THE GREAT ESTATES – High Life/Low Life Thru Marylebone & Mayfair
Saturday 29 February, 10.30 – 12.30
£12-£10 BOOK HERE

Marylebone and Mayfair are among London’s most exclusive neighbourhoods. Originally developed for England’s nobility in the 17th and 18th centuries, their smart terraces and squares are the outcome of waves of speculation and renewal by The Great Estates – the city’s aristocratic land owners. Yet beside these genteel enclaves once stood notorious hinterlands and slums. Retracing the landscape defined by the River Tyburn, this walk reveals the highs and lows of the West End’s smartest districts. From workhouses, tenements, burial grounds to batchelor flats, lost mansions, Lords and Ladies it revels in the contrasts and overlooked architectural stories along one of London’s great hidden riverscapes.
DEPARTS – Front of St Marylebone Parish Church, facing Marylebone Road.


ROOKERIES, RAILWAYS & RADICALS – Architecture Down The River Fleet
Saturday 07 March, 10.30 – 12.30
£12-£10 BOOK HERE

Weaving a route from Highgate to the Thames, The River Fleet is one of London’s most celebrated yet notorious water courses. Long buried in a network of sewers and pipes, the Fleet has been both life source and life taker carving out a landscape of urban hills, ditches, slums and warehouses that in the 19th century became the epicentre for commercial speculators, railway pioneers, reformers and the revolutionary political agitators of the 19th and early 20th century city. From hidden viaducts and railway monuments to model dwellings, Grecian villas and constructivism, this walk treads the quaggy banks and oozy wells of the Fleet Valley to chart the architecture and buildings of London’s most radical of arteries.
DEPARTS – Outside the front of Kings Cross mainline station in square. Please note; steps and hills.

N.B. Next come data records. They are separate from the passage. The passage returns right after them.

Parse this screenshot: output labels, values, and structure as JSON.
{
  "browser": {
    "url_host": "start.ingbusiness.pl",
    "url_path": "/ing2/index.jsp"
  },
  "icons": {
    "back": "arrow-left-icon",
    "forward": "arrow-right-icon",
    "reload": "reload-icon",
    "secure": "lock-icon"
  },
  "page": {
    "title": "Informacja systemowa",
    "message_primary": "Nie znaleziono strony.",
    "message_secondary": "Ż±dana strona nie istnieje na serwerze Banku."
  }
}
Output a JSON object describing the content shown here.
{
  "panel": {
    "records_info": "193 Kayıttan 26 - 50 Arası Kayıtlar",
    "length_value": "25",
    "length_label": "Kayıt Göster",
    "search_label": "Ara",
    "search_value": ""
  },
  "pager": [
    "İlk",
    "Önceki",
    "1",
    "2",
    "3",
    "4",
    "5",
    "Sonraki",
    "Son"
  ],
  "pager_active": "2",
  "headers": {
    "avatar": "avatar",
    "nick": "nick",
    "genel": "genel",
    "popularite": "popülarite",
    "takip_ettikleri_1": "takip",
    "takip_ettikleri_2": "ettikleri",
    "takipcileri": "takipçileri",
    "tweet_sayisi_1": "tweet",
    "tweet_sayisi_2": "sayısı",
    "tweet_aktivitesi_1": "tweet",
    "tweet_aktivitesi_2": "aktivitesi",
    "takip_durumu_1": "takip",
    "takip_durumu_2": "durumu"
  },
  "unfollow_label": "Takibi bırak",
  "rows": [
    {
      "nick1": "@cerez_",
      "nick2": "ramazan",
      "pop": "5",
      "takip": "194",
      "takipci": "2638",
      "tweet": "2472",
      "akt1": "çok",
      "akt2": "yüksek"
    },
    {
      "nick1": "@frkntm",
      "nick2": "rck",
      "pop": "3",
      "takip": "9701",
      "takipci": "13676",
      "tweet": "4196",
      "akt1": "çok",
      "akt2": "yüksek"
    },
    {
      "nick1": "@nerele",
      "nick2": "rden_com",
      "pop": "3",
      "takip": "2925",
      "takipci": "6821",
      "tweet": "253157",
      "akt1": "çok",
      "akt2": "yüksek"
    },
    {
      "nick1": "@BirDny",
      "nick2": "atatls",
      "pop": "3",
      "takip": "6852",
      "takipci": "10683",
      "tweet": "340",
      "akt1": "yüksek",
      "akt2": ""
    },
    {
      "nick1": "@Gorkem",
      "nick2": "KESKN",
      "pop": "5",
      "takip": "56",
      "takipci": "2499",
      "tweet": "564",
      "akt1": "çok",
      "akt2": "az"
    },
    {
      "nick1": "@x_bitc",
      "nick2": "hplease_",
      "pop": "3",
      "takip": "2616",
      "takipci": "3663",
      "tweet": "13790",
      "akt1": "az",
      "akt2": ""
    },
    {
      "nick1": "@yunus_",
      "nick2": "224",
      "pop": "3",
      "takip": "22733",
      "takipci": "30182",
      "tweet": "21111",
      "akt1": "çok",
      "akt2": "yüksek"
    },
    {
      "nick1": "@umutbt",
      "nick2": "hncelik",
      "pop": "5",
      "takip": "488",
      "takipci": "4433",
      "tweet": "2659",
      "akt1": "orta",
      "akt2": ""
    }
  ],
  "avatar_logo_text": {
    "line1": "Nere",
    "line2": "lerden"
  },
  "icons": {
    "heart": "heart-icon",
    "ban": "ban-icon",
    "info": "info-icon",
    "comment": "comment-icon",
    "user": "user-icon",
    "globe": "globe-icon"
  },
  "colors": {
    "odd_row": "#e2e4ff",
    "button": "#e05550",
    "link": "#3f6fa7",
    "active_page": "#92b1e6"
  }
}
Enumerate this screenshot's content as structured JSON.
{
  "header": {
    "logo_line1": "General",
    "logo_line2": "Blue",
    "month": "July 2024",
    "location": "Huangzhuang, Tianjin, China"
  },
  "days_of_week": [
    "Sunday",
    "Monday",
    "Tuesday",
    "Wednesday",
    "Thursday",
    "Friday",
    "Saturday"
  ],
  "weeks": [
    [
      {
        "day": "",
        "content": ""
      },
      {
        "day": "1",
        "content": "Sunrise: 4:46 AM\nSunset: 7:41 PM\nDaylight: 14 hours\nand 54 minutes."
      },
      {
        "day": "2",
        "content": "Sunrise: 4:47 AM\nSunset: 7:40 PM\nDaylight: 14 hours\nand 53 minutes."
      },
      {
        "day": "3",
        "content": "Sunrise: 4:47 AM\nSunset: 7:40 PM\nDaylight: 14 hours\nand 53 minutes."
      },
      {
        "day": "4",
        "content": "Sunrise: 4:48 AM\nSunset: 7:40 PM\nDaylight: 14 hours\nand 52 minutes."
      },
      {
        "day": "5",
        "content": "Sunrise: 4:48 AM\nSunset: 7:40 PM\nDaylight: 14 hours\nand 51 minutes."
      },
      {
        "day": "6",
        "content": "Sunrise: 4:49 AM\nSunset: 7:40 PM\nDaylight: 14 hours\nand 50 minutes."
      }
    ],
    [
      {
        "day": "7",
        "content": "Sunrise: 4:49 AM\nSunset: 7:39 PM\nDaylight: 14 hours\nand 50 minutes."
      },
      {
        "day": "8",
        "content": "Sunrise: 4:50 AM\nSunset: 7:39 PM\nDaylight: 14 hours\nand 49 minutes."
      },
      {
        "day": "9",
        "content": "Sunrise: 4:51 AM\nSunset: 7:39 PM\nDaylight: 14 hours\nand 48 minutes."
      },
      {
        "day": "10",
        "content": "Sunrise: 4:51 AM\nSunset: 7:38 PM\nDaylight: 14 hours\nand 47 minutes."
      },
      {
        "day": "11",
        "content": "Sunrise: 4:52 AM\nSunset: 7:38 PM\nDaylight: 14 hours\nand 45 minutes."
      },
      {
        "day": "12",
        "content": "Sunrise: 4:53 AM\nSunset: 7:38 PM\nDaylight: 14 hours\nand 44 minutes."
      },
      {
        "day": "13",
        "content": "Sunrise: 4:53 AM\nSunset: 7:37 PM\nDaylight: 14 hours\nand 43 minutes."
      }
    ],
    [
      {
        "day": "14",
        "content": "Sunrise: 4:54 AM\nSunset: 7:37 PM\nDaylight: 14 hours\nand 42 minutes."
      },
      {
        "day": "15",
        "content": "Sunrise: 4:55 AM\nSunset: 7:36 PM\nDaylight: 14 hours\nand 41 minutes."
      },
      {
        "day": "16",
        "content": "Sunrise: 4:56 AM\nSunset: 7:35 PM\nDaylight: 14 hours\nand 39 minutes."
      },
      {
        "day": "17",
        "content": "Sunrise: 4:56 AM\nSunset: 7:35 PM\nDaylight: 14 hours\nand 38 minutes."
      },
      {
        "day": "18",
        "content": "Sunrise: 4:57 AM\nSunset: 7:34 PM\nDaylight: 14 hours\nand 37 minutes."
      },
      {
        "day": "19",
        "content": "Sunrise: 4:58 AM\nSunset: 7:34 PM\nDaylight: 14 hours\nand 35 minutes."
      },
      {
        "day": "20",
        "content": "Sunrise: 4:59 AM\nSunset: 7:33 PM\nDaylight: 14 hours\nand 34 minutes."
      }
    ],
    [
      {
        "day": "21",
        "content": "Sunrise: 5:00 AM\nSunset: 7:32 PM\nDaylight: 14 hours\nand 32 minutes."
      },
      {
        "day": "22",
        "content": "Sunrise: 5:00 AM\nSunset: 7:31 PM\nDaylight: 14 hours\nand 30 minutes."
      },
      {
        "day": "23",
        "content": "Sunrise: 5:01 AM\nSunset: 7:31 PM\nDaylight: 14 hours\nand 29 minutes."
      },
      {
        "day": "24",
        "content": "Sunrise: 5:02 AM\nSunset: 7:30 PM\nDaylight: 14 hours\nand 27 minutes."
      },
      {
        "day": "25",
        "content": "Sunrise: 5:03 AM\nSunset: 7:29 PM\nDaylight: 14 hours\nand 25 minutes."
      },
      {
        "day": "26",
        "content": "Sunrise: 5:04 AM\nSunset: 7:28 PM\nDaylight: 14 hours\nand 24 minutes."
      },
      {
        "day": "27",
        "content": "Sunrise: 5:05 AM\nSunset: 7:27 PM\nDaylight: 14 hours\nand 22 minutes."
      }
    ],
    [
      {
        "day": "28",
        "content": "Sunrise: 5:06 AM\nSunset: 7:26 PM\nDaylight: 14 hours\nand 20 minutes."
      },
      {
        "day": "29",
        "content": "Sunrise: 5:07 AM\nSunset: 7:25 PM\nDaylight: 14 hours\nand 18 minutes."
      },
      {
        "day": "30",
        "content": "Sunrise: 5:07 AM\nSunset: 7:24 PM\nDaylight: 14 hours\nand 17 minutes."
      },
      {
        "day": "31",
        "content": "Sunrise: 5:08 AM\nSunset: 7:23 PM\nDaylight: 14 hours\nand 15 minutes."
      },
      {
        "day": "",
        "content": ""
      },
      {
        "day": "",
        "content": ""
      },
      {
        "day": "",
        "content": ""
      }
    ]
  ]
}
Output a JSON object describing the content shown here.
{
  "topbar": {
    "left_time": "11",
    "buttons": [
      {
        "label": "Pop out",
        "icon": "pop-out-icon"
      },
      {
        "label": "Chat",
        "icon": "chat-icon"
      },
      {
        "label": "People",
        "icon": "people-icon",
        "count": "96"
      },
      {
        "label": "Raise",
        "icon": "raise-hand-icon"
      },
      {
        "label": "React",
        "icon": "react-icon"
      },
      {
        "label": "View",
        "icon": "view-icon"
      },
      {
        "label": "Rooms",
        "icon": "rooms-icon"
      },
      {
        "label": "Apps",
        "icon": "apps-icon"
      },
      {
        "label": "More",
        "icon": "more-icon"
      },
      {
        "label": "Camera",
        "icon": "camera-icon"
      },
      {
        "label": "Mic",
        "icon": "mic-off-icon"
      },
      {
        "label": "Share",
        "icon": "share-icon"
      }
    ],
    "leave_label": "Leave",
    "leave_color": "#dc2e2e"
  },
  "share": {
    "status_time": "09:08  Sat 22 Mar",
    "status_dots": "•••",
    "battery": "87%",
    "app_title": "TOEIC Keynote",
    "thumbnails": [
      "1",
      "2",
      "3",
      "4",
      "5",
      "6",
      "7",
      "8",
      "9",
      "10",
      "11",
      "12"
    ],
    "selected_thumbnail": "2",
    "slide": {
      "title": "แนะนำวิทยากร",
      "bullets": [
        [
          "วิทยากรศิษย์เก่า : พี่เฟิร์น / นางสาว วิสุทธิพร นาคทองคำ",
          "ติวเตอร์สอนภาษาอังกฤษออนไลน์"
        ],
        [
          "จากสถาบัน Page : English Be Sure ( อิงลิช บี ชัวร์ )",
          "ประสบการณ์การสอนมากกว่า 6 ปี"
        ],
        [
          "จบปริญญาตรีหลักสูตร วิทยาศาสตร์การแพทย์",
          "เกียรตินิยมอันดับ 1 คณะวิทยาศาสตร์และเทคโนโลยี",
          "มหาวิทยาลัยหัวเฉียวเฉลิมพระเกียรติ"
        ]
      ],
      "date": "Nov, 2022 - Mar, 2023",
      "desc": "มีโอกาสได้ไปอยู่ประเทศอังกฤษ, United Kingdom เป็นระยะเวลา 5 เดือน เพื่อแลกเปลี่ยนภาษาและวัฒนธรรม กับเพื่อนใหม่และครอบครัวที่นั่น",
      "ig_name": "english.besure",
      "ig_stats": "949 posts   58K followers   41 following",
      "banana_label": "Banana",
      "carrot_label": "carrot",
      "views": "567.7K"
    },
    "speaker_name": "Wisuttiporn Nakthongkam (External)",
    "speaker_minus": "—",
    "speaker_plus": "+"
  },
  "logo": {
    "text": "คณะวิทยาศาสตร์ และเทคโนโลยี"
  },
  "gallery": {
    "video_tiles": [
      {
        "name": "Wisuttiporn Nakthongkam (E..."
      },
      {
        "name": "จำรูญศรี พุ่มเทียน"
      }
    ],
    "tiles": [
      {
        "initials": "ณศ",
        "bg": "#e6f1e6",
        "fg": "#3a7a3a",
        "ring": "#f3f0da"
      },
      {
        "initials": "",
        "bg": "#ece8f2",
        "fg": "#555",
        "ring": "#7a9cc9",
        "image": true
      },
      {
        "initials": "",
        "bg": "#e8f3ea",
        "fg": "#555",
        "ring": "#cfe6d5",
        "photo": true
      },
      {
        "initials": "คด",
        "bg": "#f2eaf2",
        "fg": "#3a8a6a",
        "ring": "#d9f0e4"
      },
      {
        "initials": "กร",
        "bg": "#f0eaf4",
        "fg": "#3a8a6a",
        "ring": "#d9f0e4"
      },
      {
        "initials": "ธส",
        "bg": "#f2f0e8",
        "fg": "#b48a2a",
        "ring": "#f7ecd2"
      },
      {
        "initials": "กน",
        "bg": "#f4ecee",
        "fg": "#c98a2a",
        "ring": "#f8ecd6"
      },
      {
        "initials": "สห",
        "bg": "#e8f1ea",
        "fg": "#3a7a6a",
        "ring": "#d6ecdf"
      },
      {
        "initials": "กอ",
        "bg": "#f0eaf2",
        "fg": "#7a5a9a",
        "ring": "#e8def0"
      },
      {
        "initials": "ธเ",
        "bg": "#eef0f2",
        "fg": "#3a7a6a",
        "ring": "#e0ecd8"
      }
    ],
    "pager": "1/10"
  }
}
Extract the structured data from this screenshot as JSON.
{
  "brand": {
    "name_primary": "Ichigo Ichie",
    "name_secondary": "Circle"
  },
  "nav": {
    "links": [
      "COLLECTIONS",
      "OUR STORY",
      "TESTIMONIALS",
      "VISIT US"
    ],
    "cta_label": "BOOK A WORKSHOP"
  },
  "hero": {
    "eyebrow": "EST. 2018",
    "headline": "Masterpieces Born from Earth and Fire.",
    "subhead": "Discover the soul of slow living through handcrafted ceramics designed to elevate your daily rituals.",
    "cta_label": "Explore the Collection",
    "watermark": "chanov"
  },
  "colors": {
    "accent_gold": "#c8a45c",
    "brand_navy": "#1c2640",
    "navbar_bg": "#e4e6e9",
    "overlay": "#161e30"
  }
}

FRAGMENTS OF TOMORROW – Modernism Lost & Found in The City of London.
Saturday 14 March, 10.30 – 12.30
£12-£10 BOOK HERE

After the Second World War, London looked to the future. Recovering from the destruction of the blitz and seeking to banish the decrepid Victorian city, in the 1950s and 60s it embraced modernism and embarked on a great project of architectural reinvention. Taking the best ideas from Europe and its native sons, while also trying to keep pace with America, the Square Mile remade itself through new landscapes for a confident new age. From modernist icons and brutalist skyscrapers to aerial walkways and bogus roadways and curious underpasses, this walk pulls together the fragments of the City’s once bold future to chart the architecture, buildings and remnants of what was and what might’ve been.
DEPARTS – Outside Blackfriars Underground Station.

MANSIONS & MODERNITY – The Architecture of Victoria
Saturday 21 March, 10.30 – 12.30
£12-£10 BOOK HERE

Dominated by the state frenzy of nearby Westminster, Victoria is a district rich with history and unique architectural traditions, yet rarely does it make it into the pages of most London guides. Once a notorious outlying marsh at the city’s fringe, it boomed in the 19th century with monuments to Victorian London’s thursting modernity, while in the 20th century it tore itself to pieces seeking to relaunch and rebrand for a new era, In this walk, The London Ambler looks beyond the postcard moments of the Abbey and Parliament to reveal a diverse landscape of byzantine and classical towers, Italianate town houses, multi-leveled tenements, mansion blocks and modernist townscapes.
DEPARTS – Outside the church of St James the Less on Vauxhall Bridge Road.


THE SHOW’S THE THING – The Architecture & Melodrama of Regent’s Park
Saturday 28 March, 10.30 – 12.30
£12-£10 BOOK HERE

The Regent’s Park is one of London’s finest public spaces. Created by John Nash in the early 19th Century it is credited as the city’s first garden suburb. In its creation, Nash obsessively reworked plans to conjure a landscape, where stately villas, palatial terraces, rolling hills and curious monuments all play a role in conjuring scenes of delight. Yet behind the stucco, it was a venture into the Regency housing market marked by bitter arguements, nepotism, fudge and compromise.From illusions of Versailles, to incarnations of ancient Greece and modernism, this walk explores the artfully spun fictions and show stoppers of the park through the story of its making, its best buildings, finest views and greatest dramas!
DEPARTS – Departs Regent’s Park Tube Station